The copy you produce must hold every record exactly, and none of the images.
··· Input material ···
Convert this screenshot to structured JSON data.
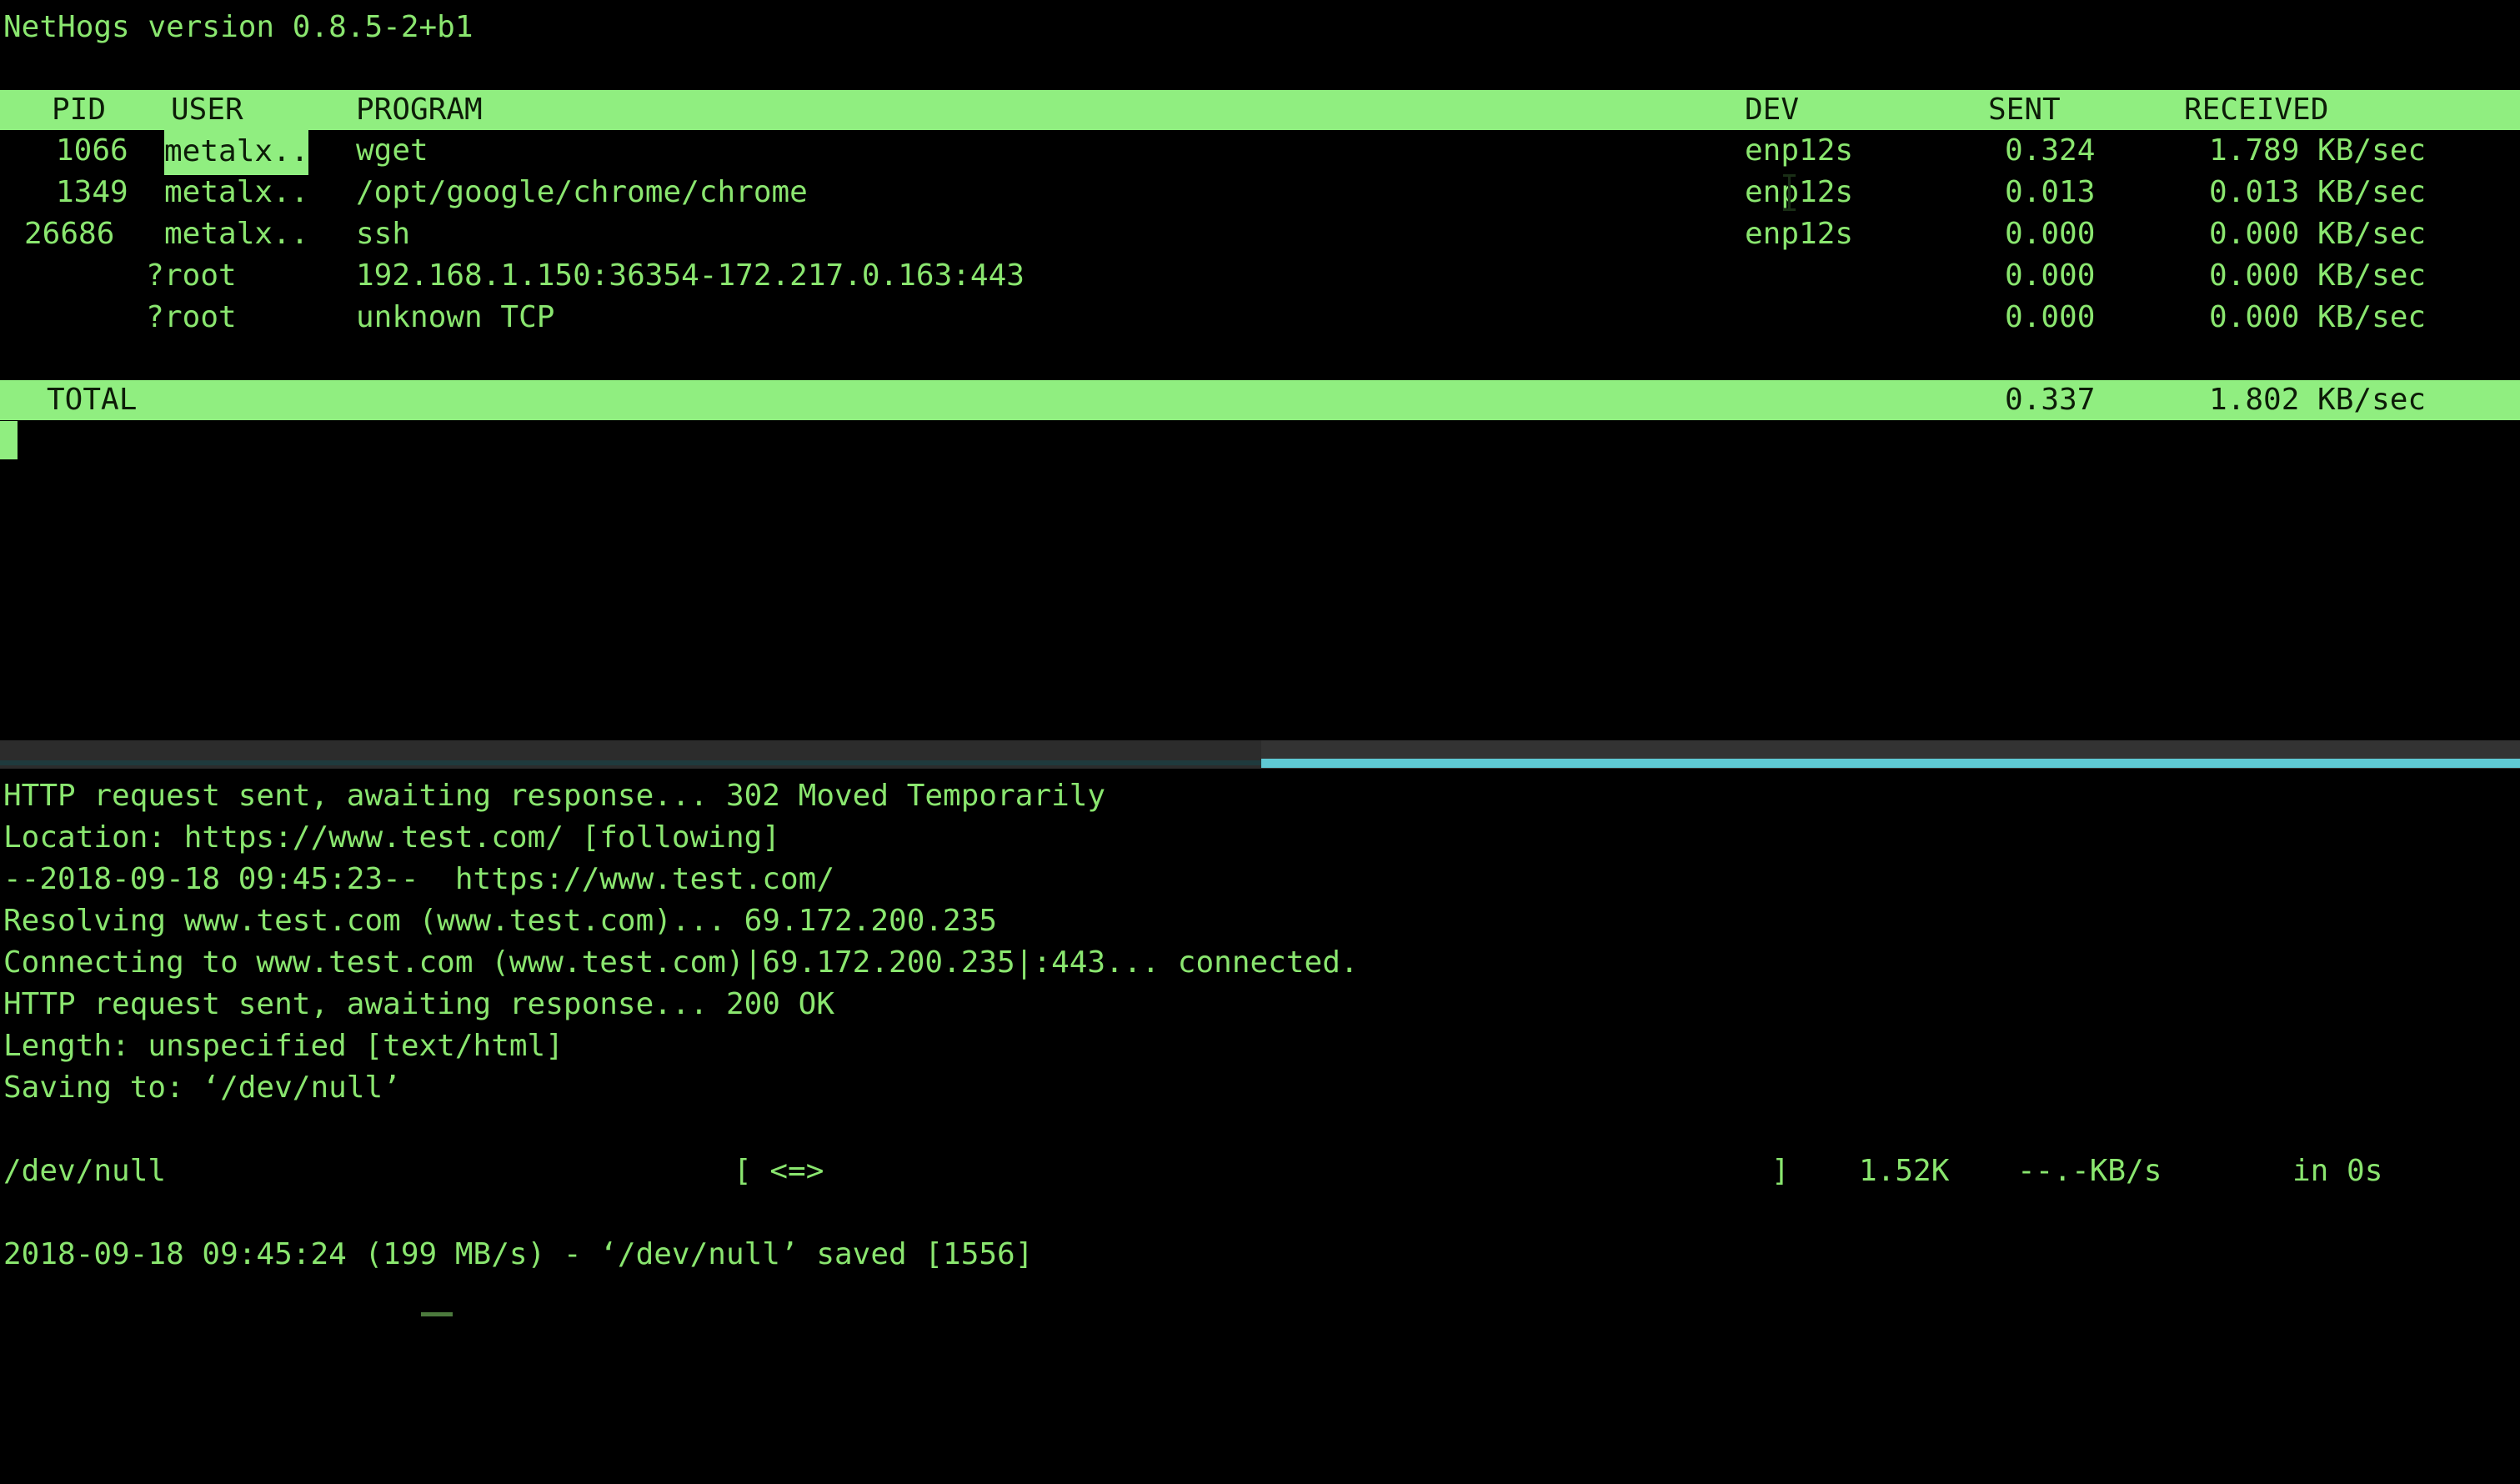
{
  "app": {
    "name": "nethogs",
    "version_line": "NetHogs version 0.8.5-2+b1"
  },
  "nethogs": {
    "columns": {
      "pid": "PID",
      "user": "USER",
      "program": "PROGRAM",
      "dev": "DEV",
      "sent": "SENT",
      "received": "RECEIVED"
    },
    "rows": [
      {
        "pid": "1066",
        "user": "metalx..",
        "user_selected": true,
        "program": "wget",
        "dev": "enp12s",
        "sent": "0.324",
        "received": "1.789 KB/sec"
      },
      {
        "pid": "1349",
        "user": "metalx..",
        "user_selected": false,
        "program": "/opt/google/chrome/chrome",
        "dev": "enp12s",
        "sent": "0.013",
        "received": "0.013 KB/sec"
      },
      {
        "pid": "26686",
        "user": "metalx..",
        "user_selected": false,
        "program": "ssh",
        "dev": "enp12s",
        "sent": "0.000",
        "received": "0.000 KB/sec"
      },
      {
        "pid": "?",
        "user": "root",
        "user_selected": false,
        "program": "192.168.1.150:36354-172.217.0.163:443",
        "dev": "",
        "sent": "0.000",
        "received": "0.000 KB/sec"
      },
      {
        "pid": "?",
        "user": "root",
        "user_selected": false,
        "program": "unknown TCP",
        "dev": "",
        "sent": "0.000",
        "received": "0.000 KB/sec"
      }
    ],
    "total": {
      "label": "TOTAL",
      "sent": "0.337",
      "received": "1.802 KB/sec"
    }
  },
  "wget_log": {
    "lines": [
      "HTTP request sent, awaiting response... 302 Moved Temporarily",
      "Location: https://www.test.com/ [following]",
      "--2018-09-18 09:45:23--  https://www.test.com/",
      "Resolving www.test.com (www.test.com)... 69.172.200.235",
      "Connecting to www.test.com (www.test.com)|69.172.200.235|:443... connected.",
      "HTTP request sent, awaiting response... 200 OK",
      "Length: unspecified [text/html]",
      "Saving to: ‘/dev/null’"
    ],
    "progress": {
      "filename": "/dev/null",
      "bar_open": "[ <=>",
      "bar_close": "]",
      "size": "1.52K",
      "rate": "--.-KB/s",
      "elapsed": "in 0s"
    },
    "saved_line": "2018-09-18 09:45:24 (199 MB/s) - ‘/dev/null’ saved [1556]"
  },
  "colors": {
    "background": "#000000",
    "foreground": "#8ae66f",
    "highlight_bg": "#90ee80",
    "highlight_fg": "#0d1c08",
    "divider_bg": "#333333",
    "divider_accent": "#5fc9d4"
  }
}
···
Solution to the problem:
Convert this screenshot to structured JSON data.
{
  "app": {
    "name": "nethogs",
    "version_line": "NetHogs version 0.8.5-2+b1"
  },
  "nethogs": {
    "columns": {
      "pid": "PID",
      "user": "USER",
      "program": "PROGRAM",
      "dev": "DEV",
      "sent": "SENT",
      "received": "RECEIVED"
    },
    "rows": [
      {
        "pid": "1066",
        "user": "metalx..",
        "user_selected": true,
        "program": "wget",
        "dev": "enp12s",
        "sent": "0.324",
        "received": "1.789 KB/sec"
      },
      {
        "pid": "1349",
        "user": "metalx..",
        "user_selected": false,
        "program": "/opt/google/chrome/chrome",
        "dev": "enp12s",
        "sent": "0.013",
        "received": "0.013 KB/sec"
      },
      {
        "pid": "26686",
        "user": "metalx..",
        "user_selected": false,
        "program": "ssh",
        "dev": "enp12s",
        "sent": "0.000",
        "received": "0.000 KB/sec"
      },
      {
        "pid": "?",
        "user": "root",
        "user_selected": false,
        "program": "192.168.1.150:36354-172.217.0.163:443",
        "dev": "",
        "sent": "0.000",
        "received": "0.000 KB/sec"
      },
      {
        "pid": "?",
        "user": "root",
        "user_selected": false,
        "program": "unknown TCP",
        "dev": "",
        "sent": "0.000",
        "received": "0.000 KB/sec"
      }
    ],
    "total": {
      "label": "TOTAL",
      "sent": "0.337",
      "received": "1.802 KB/sec"
    }
  },
  "wget_log": {
    "lines": [
      "HTTP request sent, awaiting response... 302 Moved Temporarily",
      "Location: https://www.test.com/ [following]",
      "--2018-09-18 09:45:23--  https://www.test.com/",
      "Resolving www.test.com (www.test.com)... 69.172.200.235",
      "Connecting to www.test.com (www.test.com)|69.172.200.235|:443... connected.",
      "HTTP request sent, awaiting response... 200 OK",
      "Length: unspecified [text/html]",
      "Saving to: ‘/dev/null’"
    ],
    "progress": {
      "filename": "/dev/null",
      "bar_open": "[ <=>",
      "bar_close": "]",
      "size": "1.52K",
      "rate": "--.-KB/s",
      "elapsed": "in 0s"
    },
    "saved_line": "2018-09-18 09:45:24 (199 MB/s) - ‘/dev/null’ saved [1556]"
  },
  "colors": {
    "background": "#000000",
    "foreground": "#8ae66f",
    "highlight_bg": "#90ee80",
    "highlight_fg": "#0d1c08",
    "divider_bg": "#333333",
    "divider_accent": "#5fc9d4"
  }
}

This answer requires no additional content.